IDT’s charitable arm, the ACTG (get it?) Foundation, has not once but twice funded our summer camp. Thanks to the foundation’s generous support, we’re good to go for a second round of NCSE’s summer camp in 2017, and won’t need to look elsewhere for funding. Not only has this corporation been generous with its money, it’s also allowed us to take kids to its Coralville, Iowa, location to tour the facilities, do fun lab activities with real scientists, and see many types of STEM careers that they could grow up to pursue.
A special thank you to the University of Iowa!
Without the bold and continued support of the University of Iowa, the Science Booster Club project would not be the powerful force for science education it is today. Thanks to our collaboration with the University of Iowa, we are able to run our project as a high-quality research study, allowing us to ethically acquire and share so much valuable information about the communities with which we work. And the resources the University has so generously shared with us are simply world-class, from treasures from its fossil collections to venue space to library and software access. The University of Iowa has helped fund graduate student interns three times, permitting its talented graduate students to contribute to outreach work on a paid basis. Few universities have demonstrated such a concrete commitment to broader impacts or such a forward-thinking commitment to diversifying and expanding their concept of graduate education.
To all our donors—Thank you!
If you want to be part of this story, there’s still time in 2016. Your donations won’t be felt only in Iowa but also in other states where volunteers are trying to get Science Booster Clubs off the ground! We’ve got people gearing up to get things moving in Tennessee, Virginia, New York, Rhode Island, Michigan, Minnesota, Colorado, West Virginia, Pennsylvania, and Texas. As you might guess, there are some brave folks on this volunteer list! They need our help to get friendly, accurate, positive access to evolution and climate change education in their communities. It won't take too much to get them what they need. Ten bucks buys a lot of vinegar.

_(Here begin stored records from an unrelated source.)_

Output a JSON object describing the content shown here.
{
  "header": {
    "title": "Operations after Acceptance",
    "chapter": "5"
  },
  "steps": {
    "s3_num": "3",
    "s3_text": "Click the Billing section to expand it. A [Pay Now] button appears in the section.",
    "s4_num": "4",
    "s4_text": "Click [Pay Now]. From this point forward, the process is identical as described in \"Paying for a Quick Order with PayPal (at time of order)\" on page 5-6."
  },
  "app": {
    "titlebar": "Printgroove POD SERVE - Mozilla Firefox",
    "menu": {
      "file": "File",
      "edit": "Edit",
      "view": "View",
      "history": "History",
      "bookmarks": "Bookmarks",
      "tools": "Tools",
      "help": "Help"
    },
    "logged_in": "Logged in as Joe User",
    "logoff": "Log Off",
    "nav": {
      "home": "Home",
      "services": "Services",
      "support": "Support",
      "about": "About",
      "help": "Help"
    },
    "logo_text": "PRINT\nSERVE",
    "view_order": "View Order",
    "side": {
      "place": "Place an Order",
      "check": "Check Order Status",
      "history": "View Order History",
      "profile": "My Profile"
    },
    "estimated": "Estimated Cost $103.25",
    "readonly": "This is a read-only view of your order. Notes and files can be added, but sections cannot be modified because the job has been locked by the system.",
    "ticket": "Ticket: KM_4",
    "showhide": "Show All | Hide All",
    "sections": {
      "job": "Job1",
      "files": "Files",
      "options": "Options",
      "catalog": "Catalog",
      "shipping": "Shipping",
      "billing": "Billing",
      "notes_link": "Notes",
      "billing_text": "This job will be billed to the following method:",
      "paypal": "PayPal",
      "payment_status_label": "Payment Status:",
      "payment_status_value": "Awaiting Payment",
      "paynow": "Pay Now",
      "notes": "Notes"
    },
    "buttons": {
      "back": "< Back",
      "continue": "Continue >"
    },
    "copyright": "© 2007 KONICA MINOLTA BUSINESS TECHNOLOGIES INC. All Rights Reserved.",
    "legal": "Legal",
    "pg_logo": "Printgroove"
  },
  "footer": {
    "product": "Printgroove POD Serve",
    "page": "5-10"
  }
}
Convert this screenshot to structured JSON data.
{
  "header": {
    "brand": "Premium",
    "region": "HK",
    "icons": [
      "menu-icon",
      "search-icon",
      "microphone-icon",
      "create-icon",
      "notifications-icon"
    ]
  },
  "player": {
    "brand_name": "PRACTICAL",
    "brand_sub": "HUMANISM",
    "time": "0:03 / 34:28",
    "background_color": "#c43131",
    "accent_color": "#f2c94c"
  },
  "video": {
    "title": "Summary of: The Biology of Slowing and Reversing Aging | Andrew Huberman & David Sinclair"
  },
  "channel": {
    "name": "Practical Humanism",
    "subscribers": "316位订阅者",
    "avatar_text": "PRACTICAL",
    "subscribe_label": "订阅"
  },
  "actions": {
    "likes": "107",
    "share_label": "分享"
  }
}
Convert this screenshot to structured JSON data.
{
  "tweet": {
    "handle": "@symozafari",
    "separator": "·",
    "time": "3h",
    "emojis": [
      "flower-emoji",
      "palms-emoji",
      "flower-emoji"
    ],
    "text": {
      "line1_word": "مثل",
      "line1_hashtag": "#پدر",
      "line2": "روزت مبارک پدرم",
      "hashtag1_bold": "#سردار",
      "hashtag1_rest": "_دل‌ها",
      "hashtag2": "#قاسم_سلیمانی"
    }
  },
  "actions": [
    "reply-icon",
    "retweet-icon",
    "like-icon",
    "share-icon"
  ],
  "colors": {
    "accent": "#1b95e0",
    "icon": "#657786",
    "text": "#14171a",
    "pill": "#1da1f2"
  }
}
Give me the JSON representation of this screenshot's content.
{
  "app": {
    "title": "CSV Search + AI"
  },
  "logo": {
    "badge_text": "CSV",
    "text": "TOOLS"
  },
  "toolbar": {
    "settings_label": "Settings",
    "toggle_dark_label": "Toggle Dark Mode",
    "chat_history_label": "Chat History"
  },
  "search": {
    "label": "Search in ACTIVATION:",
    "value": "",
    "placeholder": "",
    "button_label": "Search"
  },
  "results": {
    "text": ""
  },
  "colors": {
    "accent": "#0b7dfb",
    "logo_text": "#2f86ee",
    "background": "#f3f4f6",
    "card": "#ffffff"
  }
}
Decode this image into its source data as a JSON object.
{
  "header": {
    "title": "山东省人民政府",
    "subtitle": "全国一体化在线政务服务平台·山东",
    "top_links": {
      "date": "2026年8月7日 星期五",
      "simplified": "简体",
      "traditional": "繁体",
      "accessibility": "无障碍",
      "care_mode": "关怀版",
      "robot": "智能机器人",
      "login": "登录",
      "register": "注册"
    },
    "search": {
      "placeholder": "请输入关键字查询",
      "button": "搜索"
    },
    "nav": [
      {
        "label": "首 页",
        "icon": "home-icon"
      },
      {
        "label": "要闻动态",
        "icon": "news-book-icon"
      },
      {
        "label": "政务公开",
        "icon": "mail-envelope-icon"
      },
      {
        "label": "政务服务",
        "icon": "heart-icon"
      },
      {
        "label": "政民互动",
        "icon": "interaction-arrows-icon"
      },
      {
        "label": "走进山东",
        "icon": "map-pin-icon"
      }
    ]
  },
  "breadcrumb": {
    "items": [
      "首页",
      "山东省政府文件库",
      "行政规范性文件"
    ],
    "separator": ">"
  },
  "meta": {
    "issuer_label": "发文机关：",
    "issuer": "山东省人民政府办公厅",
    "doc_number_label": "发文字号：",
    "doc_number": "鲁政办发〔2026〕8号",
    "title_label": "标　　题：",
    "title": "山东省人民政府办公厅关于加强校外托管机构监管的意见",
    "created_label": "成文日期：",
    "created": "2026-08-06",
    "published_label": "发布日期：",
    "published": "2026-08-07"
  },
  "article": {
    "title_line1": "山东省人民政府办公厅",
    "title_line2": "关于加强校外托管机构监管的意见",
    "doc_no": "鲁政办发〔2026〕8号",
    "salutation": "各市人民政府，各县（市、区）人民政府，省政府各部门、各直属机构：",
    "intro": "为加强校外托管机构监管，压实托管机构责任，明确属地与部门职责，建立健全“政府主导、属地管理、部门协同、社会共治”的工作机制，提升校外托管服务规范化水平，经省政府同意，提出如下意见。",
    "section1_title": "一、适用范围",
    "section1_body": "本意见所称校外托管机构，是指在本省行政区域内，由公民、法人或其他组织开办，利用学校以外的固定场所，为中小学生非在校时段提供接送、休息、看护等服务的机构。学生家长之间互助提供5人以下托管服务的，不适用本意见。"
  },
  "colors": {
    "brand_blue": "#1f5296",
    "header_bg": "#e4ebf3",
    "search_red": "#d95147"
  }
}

So please, give directly to the Science Booster Club project here. It’s tax-deductible!